Oh, I forgot to mention it was Armistice Day and a bank holiday in France so the roads were heaving with people getting away for a short break. The journey started well and even though we were causing long traffic queues we made it through Toulouse and out towards Beaumont de Lomagne in an hour and a half. Then............. the van lost all power, so I was towing a vehicle in the dark with no lights, no brakes, no wipers and no heater around hairpin bends and in pouring rain. I was scared and starting to get tired. Abigail had been told to say nothing and play on her DS in the back of my car so I could concentrate!
On looking in the rear view mirror coming down a steep hill, I lost sight of Nick and heard a loud bang from behind....... I stopped quickly expecting the worst, fortunately he was still there but a bit shaken. The van had bent the tow pole, bent the towing eye and broken the numberplate, but fortunately that was all. At that point we both decided enough was enough and abandoned the van until the morning. We arrived home shattered at 9.30pm after the epic 3.5 hour trip and went straight to bed.
Yesterday we went back to collect it and bring it the last few miles home, which was a breeze in the daylight and no rain!
So, the moral of the story is........ don't be an airhead, check you have your car keys in your bag or pocket before going any trip. After over 100€ and a van repair to sort, I have learnt the hard way!
Tuesday, 2 November 2010
On waking up Monday morning and taking a look outside the window made me realise that the Autumn in the UK was nicer than I remembered. The trees are probably about 1 week ahead of the ones in France and have turned a much deeper shade of Orange. I think it is because there is a lack of Beech and Maple trees where we are in France and they produce such vibrant colours it is hard to ignore them.
Having said all that and loving the countryside in my old home area, I immediately felt a yearning to get back to France. The traffic on the way to work yesterday was a nightmare and everything is just so much busier and stressful. Equally scruffier than I remember too. First impressions for visitors arriving at Gatwick airport is not good. The Olympics here in 2012 will create a lasting impression on the world for how old, outdated and rubbish the infrastructure for roads, rail and air all are. I predict a disaster!

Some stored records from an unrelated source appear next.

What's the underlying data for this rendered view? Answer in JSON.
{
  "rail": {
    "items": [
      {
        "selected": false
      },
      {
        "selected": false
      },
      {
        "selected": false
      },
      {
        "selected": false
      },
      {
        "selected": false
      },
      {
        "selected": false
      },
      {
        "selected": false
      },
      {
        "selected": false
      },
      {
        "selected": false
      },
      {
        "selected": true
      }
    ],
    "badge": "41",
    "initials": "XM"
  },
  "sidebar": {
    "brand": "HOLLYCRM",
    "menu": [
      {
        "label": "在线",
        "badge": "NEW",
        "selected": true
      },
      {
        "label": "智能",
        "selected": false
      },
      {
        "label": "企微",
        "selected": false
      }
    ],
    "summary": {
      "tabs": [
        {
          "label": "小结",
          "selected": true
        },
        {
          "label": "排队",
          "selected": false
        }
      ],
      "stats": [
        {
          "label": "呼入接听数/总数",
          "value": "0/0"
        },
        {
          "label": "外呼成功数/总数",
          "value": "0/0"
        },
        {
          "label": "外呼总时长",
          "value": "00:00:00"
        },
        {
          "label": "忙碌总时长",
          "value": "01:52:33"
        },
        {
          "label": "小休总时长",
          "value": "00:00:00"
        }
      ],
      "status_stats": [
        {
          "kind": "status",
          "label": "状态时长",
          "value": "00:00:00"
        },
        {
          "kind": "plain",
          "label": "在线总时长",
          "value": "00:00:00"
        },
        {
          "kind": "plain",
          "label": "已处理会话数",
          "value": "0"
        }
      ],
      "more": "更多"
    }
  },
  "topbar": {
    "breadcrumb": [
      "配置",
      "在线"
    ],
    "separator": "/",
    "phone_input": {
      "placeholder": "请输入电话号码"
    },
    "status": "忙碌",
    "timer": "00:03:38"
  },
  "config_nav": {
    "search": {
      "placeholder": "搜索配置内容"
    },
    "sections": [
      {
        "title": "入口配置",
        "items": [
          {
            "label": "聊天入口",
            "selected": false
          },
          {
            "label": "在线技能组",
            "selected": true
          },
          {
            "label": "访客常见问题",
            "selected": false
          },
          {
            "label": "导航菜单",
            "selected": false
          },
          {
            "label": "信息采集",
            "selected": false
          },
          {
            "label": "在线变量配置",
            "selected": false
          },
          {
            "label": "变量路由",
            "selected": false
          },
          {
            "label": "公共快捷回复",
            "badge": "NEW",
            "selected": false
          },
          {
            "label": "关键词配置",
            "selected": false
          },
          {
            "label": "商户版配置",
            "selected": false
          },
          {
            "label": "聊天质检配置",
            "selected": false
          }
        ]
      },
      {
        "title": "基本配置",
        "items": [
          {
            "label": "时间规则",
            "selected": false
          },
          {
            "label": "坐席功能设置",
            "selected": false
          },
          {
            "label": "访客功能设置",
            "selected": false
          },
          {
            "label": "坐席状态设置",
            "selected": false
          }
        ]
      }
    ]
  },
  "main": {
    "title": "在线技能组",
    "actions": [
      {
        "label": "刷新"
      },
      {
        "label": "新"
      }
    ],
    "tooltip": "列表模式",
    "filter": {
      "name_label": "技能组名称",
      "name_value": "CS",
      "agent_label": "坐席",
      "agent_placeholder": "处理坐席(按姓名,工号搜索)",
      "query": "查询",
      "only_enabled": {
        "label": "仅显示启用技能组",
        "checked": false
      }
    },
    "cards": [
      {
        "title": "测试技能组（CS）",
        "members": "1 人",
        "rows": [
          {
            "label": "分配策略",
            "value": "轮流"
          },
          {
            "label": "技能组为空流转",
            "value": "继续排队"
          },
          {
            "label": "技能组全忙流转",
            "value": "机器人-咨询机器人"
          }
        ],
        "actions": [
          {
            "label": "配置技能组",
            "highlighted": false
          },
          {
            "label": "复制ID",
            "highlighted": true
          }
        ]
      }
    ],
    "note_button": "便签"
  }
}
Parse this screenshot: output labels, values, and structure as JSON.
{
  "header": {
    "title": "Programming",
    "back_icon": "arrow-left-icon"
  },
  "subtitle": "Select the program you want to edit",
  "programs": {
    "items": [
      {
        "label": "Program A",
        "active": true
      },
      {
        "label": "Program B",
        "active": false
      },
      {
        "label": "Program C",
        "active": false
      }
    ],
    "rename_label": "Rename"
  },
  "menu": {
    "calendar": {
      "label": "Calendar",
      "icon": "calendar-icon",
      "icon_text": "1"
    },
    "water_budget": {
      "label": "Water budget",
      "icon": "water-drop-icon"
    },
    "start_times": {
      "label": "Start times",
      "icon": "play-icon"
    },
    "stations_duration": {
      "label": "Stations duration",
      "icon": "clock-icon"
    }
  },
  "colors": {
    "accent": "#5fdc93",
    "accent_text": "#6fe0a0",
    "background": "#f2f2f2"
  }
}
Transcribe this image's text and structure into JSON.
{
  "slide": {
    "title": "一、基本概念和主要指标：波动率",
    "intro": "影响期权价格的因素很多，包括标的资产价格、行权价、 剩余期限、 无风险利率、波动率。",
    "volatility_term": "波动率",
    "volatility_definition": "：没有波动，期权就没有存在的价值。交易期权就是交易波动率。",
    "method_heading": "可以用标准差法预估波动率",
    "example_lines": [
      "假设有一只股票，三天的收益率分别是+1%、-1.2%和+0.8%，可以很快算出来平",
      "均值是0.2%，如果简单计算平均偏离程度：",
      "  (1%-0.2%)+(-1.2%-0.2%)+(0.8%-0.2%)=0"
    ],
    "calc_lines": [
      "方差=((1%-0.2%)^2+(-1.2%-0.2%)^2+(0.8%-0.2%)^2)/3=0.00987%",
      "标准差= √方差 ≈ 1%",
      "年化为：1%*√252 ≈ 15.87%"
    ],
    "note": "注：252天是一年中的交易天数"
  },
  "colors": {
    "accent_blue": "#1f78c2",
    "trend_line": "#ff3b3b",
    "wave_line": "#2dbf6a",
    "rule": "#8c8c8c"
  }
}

Anyway, I arrived early (very unlike me!) for my meeting with work colleagues and spent a day in a sales meeting, training on new software and collecting a new laptop. For those of you that don't know, I work on a contract basis for Zebra Technologies who are the leading manufacturer of barcode label ,and card printers, and I am fortunate enough to be working part time remotely from my little office in deepest France account managing their vast list of UK resellers.
After work a team meal had been organised together with one of our distribution customers at a local Indian restaurant for a group of 21. For some reason my body cannot do Indian food, and despite taking the mild option and eating copious amounts of Naan and poppadoms with mango chutney, I still had to visit the loo more often than normal! Therefore at 10.30pm, and fading fast I bid my farewells and took to the road for the 45 minutes journey back to my sisters. Result, the motorway was almost empty, and made me feel like I was back home in France, apart from the regular speed cameras and roadworks everywhere.
Need get out and about promoting our holiday home today. Sometimes a bit of leg work and networking works wonders, and we need to try everything.